### Records for the task ###

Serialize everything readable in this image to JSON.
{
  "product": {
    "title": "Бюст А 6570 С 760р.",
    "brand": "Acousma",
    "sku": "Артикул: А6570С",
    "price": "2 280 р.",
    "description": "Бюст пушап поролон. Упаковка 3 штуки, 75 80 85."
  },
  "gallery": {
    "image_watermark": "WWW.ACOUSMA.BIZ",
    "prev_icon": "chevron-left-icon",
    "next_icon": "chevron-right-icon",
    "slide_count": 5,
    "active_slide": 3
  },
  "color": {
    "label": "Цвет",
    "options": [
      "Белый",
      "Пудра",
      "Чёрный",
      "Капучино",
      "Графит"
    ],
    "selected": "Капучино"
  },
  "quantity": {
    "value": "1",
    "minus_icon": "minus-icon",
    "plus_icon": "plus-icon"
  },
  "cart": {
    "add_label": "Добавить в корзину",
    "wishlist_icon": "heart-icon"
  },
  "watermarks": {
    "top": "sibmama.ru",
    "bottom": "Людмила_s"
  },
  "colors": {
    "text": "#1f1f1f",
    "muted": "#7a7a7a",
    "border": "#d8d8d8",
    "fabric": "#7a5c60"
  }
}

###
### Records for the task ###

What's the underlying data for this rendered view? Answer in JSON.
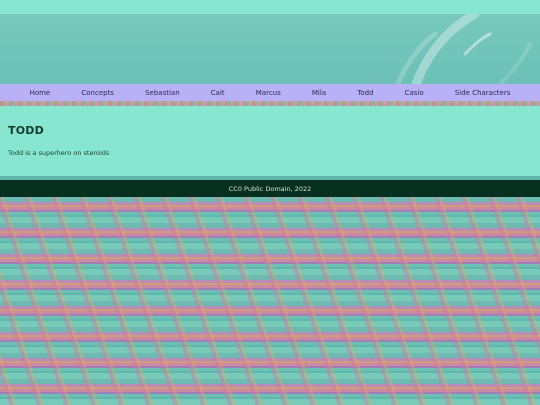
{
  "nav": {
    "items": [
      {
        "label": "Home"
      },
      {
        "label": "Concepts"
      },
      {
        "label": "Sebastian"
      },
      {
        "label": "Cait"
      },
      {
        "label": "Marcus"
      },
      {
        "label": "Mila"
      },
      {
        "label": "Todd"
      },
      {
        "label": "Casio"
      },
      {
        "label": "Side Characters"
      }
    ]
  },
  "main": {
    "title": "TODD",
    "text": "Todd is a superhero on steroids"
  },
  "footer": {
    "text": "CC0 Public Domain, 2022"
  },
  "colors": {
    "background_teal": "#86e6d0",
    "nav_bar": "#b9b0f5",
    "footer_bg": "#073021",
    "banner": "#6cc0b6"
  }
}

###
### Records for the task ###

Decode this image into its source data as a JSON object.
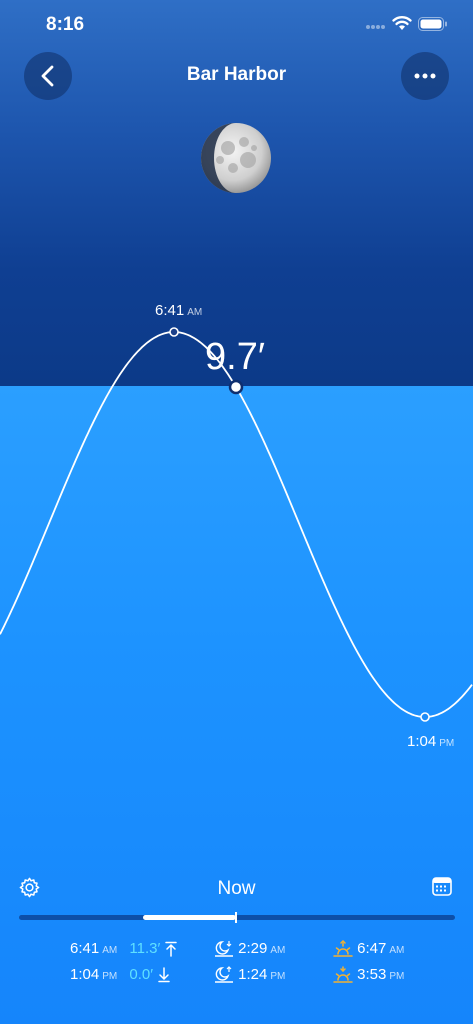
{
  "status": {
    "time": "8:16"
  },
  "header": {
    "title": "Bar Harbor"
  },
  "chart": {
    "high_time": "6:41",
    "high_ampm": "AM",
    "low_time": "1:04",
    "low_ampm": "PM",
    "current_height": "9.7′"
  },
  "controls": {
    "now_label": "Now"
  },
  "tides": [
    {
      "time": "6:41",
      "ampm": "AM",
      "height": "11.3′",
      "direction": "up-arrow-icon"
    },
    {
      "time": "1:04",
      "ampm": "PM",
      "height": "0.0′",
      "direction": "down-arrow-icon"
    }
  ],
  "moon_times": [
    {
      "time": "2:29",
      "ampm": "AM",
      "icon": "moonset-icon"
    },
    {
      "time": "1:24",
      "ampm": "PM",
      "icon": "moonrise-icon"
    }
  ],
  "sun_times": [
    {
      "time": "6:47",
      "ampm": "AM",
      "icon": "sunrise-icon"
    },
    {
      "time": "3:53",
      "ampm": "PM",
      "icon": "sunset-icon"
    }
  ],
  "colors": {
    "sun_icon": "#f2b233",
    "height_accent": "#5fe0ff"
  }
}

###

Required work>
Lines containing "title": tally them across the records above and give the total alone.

Answer to the problem>
3